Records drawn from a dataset
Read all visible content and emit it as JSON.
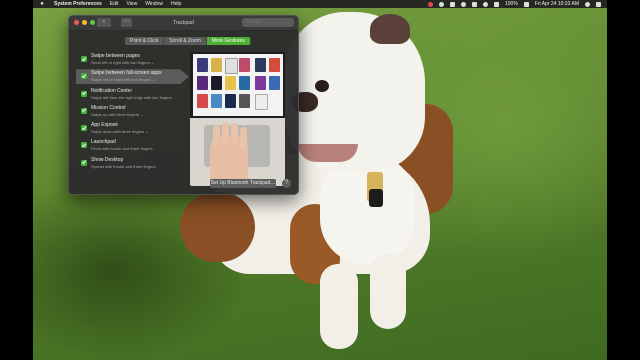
{
  "menubar": {
    "apple": "",
    "items": [
      "System Preferences",
      "Edit",
      "View",
      "Window",
      "Help"
    ],
    "battery": "100%",
    "clock": "Fri Apr 24  10:33 AM"
  },
  "window": {
    "title": "Trackpad",
    "search_placeholder": "Search",
    "back_glyph": "‹",
    "forward_glyph": "›",
    "grid_glyph": "⋯",
    "tabs": [
      {
        "label": "Point & Click",
        "active": false
      },
      {
        "label": "Scroll & Zoom",
        "active": false
      },
      {
        "label": "More Gestures",
        "active": true
      }
    ],
    "gestures": [
      {
        "title": "Swipe between pages",
        "subtitle": "Scroll left or right with two fingers ⌄",
        "checked": true,
        "selected": false
      },
      {
        "title": "Swipe between full-screen apps",
        "subtitle": "Swipe left or right with four fingers ⌄",
        "checked": true,
        "selected": true
      },
      {
        "title": "Notification Center",
        "subtitle": "Swipe left from the right edge with two fingers",
        "checked": true,
        "selected": false
      },
      {
        "title": "Mission Control",
        "subtitle": "Swipe up with three fingers ⌄",
        "checked": true,
        "selected": false
      },
      {
        "title": "App Exposé",
        "subtitle": "Swipe down with three fingers ⌄",
        "checked": true,
        "selected": false
      },
      {
        "title": "Launchpad",
        "subtitle": "Pinch with thumb and three fingers",
        "checked": true,
        "selected": false
      },
      {
        "title": "Show Desktop",
        "subtitle": "Spread with thumb and three fingers",
        "checked": true,
        "selected": false
      }
    ],
    "bluetooth_button": "Set Up Bluetooth Trackpad…",
    "help_label": "?"
  },
  "colors": {
    "accent": "#4caf34",
    "checkbox": "#45b43a",
    "window_bg": "#2c2c2c"
  }
}
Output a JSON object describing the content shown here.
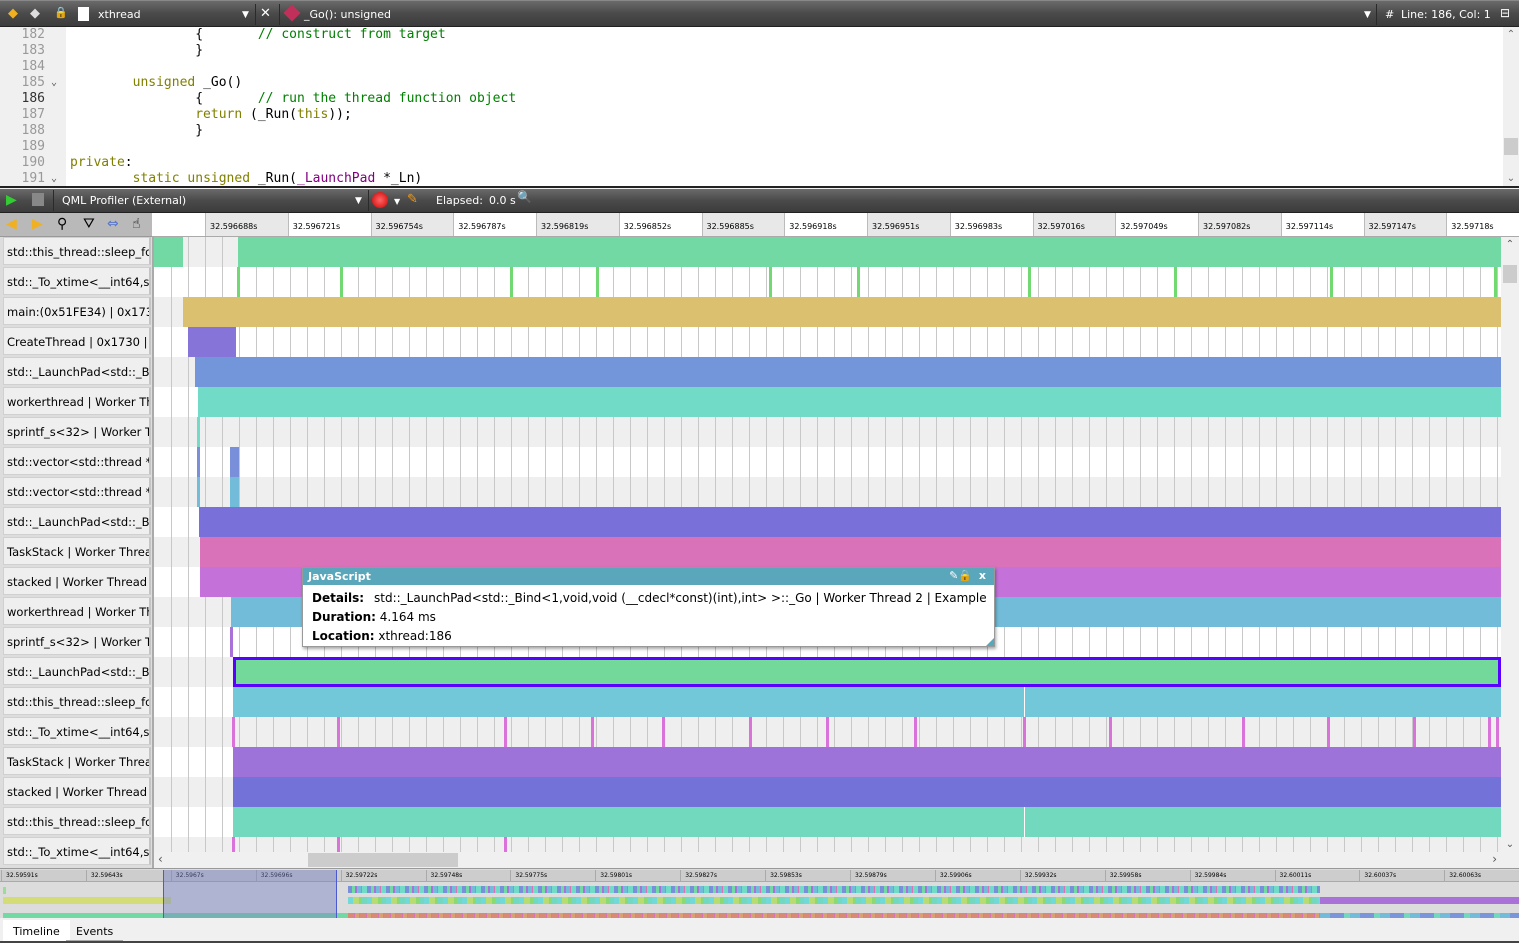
{
  "editor": {
    "file_name": "xthread",
    "symbol": "_Go(): unsigned",
    "position": "Line: 186, Col: 1",
    "hash": "#",
    "lines": [
      {
        "n": "182",
        "fold": false,
        "seg": [
          [
            "",
            "                "
          ],
          [
            "",
            "{"
          ],
          [
            "",
            "       "
          ],
          [
            "cm",
            "// construct from target"
          ]
        ]
      },
      {
        "n": "183",
        "fold": false,
        "seg": [
          [
            "",
            "                "
          ],
          [
            "",
            "}"
          ]
        ]
      },
      {
        "n": "184",
        "fold": false,
        "seg": []
      },
      {
        "n": "185",
        "fold": true,
        "seg": [
          [
            "",
            "        "
          ],
          [
            "kw",
            "unsigned"
          ],
          [
            "",
            " _Go()"
          ]
        ]
      },
      {
        "n": "186",
        "fold": false,
        "seg": [
          [
            "",
            "                "
          ],
          [
            "",
            "{"
          ],
          [
            "",
            "       "
          ],
          [
            "cm",
            "// run the thread function object"
          ]
        ]
      },
      {
        "n": "187",
        "fold": false,
        "seg": [
          [
            "",
            "                "
          ],
          [
            "kw",
            "return"
          ],
          [
            "",
            " (_Run("
          ],
          [
            "kw",
            "this"
          ],
          [
            "",
            "));"
          ]
        ]
      },
      {
        "n": "188",
        "fold": false,
        "seg": [
          [
            "",
            "                "
          ],
          [
            "",
            "}"
          ]
        ]
      },
      {
        "n": "189",
        "fold": false,
        "seg": []
      },
      {
        "n": "190",
        "fold": false,
        "seg": [
          [
            "kw",
            "private"
          ],
          [
            "",
            ":"
          ]
        ]
      },
      {
        "n": "191",
        "fold": true,
        "seg": [
          [
            "",
            "        "
          ],
          [
            "kw",
            "static unsigned"
          ],
          [
            "",
            " _Run("
          ],
          [
            "ty",
            "_LaunchPad"
          ],
          [
            "",
            " *_Ln)"
          ]
        ]
      }
    ]
  },
  "profiler": {
    "title": "QML Profiler (External)",
    "elapsed_label": "Elapsed:",
    "elapsed_value": "0.0 s",
    "ticks": [
      "56s",
      "32.596688s",
      "32.596721s",
      "32.596754s",
      "32.596787s",
      "32.596819s",
      "32.596852s",
      "32.596885s",
      "32.596918s",
      "32.596951s",
      "32.596983s",
      "32.597016s",
      "32.597049s",
      "32.597082s",
      "32.597114s",
      "32.597147s",
      "32.59718s"
    ],
    "rows": [
      {
        "label": "std::this_thread::sleep_for...",
        "color": "#72d9a4",
        "bars": [
          [
            32.5966677,
            32.5966792
          ],
          [
            32.5967012,
            32.597205
          ]
        ]
      },
      {
        "label": "std::_To_xtime<__int64,st...",
        "color": "#72d972",
        "marks": [
          32.5967012,
          32.5967422,
          32.59681,
          32.5968443,
          32.5969133,
          32.5969484,
          32.5970166,
          32.5970748,
          32.597137,
          32.5972025
        ]
      },
      {
        "label": "main:(0x51FE34) | 0x1730 ...",
        "color": "#dbc070",
        "bars": [
          [
            32.5966792,
            32.597205
          ]
        ]
      },
      {
        "label": "CreateThread | 0x1730 | E...",
        "color": "#8674d9",
        "bars": [
          [
            32.5966812,
            32.5967004
          ]
        ]
      },
      {
        "label": "std::_LaunchPad<std::_Bin...",
        "color": "#7395d9",
        "bars": [
          [
            32.596684,
            32.597205
          ]
        ]
      },
      {
        "label": "workerthread | Worker Thr...",
        "color": "#72dbc8",
        "bars": [
          [
            32.5966852,
            32.597205
          ]
        ]
      },
      {
        "label": "sprintf_s<32> | Worker Th...",
        "color": "#72dbc8",
        "marks": [
          32.5966852
        ]
      },
      {
        "label": "std::vector<std::thread *,...",
        "color": "#7a8fd9",
        "marks": [
          32.5966852,
          32.5966984,
          32.5966996,
          32.5967008
        ]
      },
      {
        "label": "std::vector<std::thread *,...",
        "color": "#72bcd9",
        "marks": [
          32.5966852,
          32.5966984,
          32.5966996,
          32.5967008
        ]
      },
      {
        "label": "std::_LaunchPad<std::_Bin...",
        "color": "#7a70d9",
        "bars": [
          [
            32.5966856,
            32.597205
          ]
        ]
      },
      {
        "label": "TaskStack | Worker Thread...",
        "color": "#d972b8",
        "bars": [
          [
            32.596686,
            32.597205
          ]
        ]
      },
      {
        "label": "stacked | Worker Thread 0 ...",
        "color": "#c472d9",
        "bars": [
          [
            32.596686,
            32.597205
          ]
        ]
      },
      {
        "label": "workerthread | Worker Thr...",
        "color": "#72bcd9",
        "bars": [
          [
            32.5966984,
            32.597205
          ]
        ]
      },
      {
        "label": "sprintf_s<32> | Worker Th...",
        "color": "#a872d9",
        "marks": [
          32.5966984
        ]
      },
      {
        "label": "std::_LaunchPad<std::_Bin...",
        "color": "#72d99a",
        "selected": true,
        "bars": [
          [
            32.5966992,
            32.597205
          ]
        ]
      },
      {
        "label": "std::this_thread::sleep_for...",
        "color": "#72c8d9",
        "bars": [
          [
            32.5966992,
            32.5970146
          ],
          [
            32.597015,
            32.597205
          ]
        ]
      },
      {
        "label": "std::_To_xtime<__int64,st...",
        "color": "#d972d9",
        "marks": [
          32.5966992,
          32.596741,
          32.5968076,
          32.5968423,
          32.5968707,
          32.5969053,
          32.5969361,
          32.5969711,
          32.5970146,
          32.5970489,
          32.597102,
          32.5971359,
          32.5971702,
          32.5972001,
          32.5972033
        ]
      },
      {
        "label": "TaskStack | Worker Thread...",
        "color": "#9d72d9",
        "bars": [
          [
            32.5966992,
            32.597205
          ]
        ]
      },
      {
        "label": "stacked | Worker Thread 1 ...",
        "color": "#7272d9",
        "bars": [
          [
            32.5966992,
            32.597205
          ]
        ]
      },
      {
        "label": "std::this_thread::sleep_for...",
        "color": "#72d9bf",
        "bars": [
          [
            32.5966992,
            32.5970146
          ],
          [
            32.597015,
            32.597205
          ]
        ]
      },
      {
        "label": "std::_To_xtime<__int64,st...",
        "color": "#d972d9",
        "marks": [
          32.5966992,
          32.596741,
          32.5968076
        ]
      }
    ],
    "tooltip": {
      "title": "JavaScript",
      "details_label": "Details:",
      "details": "std::_LaunchPad<std::_Bind<1,void,void (__cdecl*const)(int),int> >::_Go | Worker Thread 2 | Example",
      "duration_label": "Duration:",
      "duration": "4.164 ms",
      "location_label": "Location:",
      "location": "xthread:186",
      "close": "x"
    },
    "overview_ticks": [
      "32.59591s",
      "32.59643s",
      "32.5967s",
      "32.59696s",
      "32.59722s",
      "32.59748s",
      "32.59775s",
      "32.59801s",
      "32.59827s",
      "32.59853s",
      "32.59879s",
      "32.59906s",
      "32.59932s",
      "32.59958s",
      "32.59984s",
      "32.60011s",
      "32.60037s",
      "32.60063s"
    ],
    "tabs": [
      "Timeline",
      "Events"
    ],
    "selected_color": "#5a00ff"
  }
}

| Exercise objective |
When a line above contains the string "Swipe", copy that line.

| Response |
        "title": "Swipe between pages",
        "title": "Swipe between full-screen apps",
        "subtitle": "Swipe left or right with four fingers ⌄",
        "subtitle": "Swipe left from the right edge with two fingers",
        "subtitle": "Swipe up with three fingers ⌄",
        "subtitle": "Swipe down with three fingers ⌄",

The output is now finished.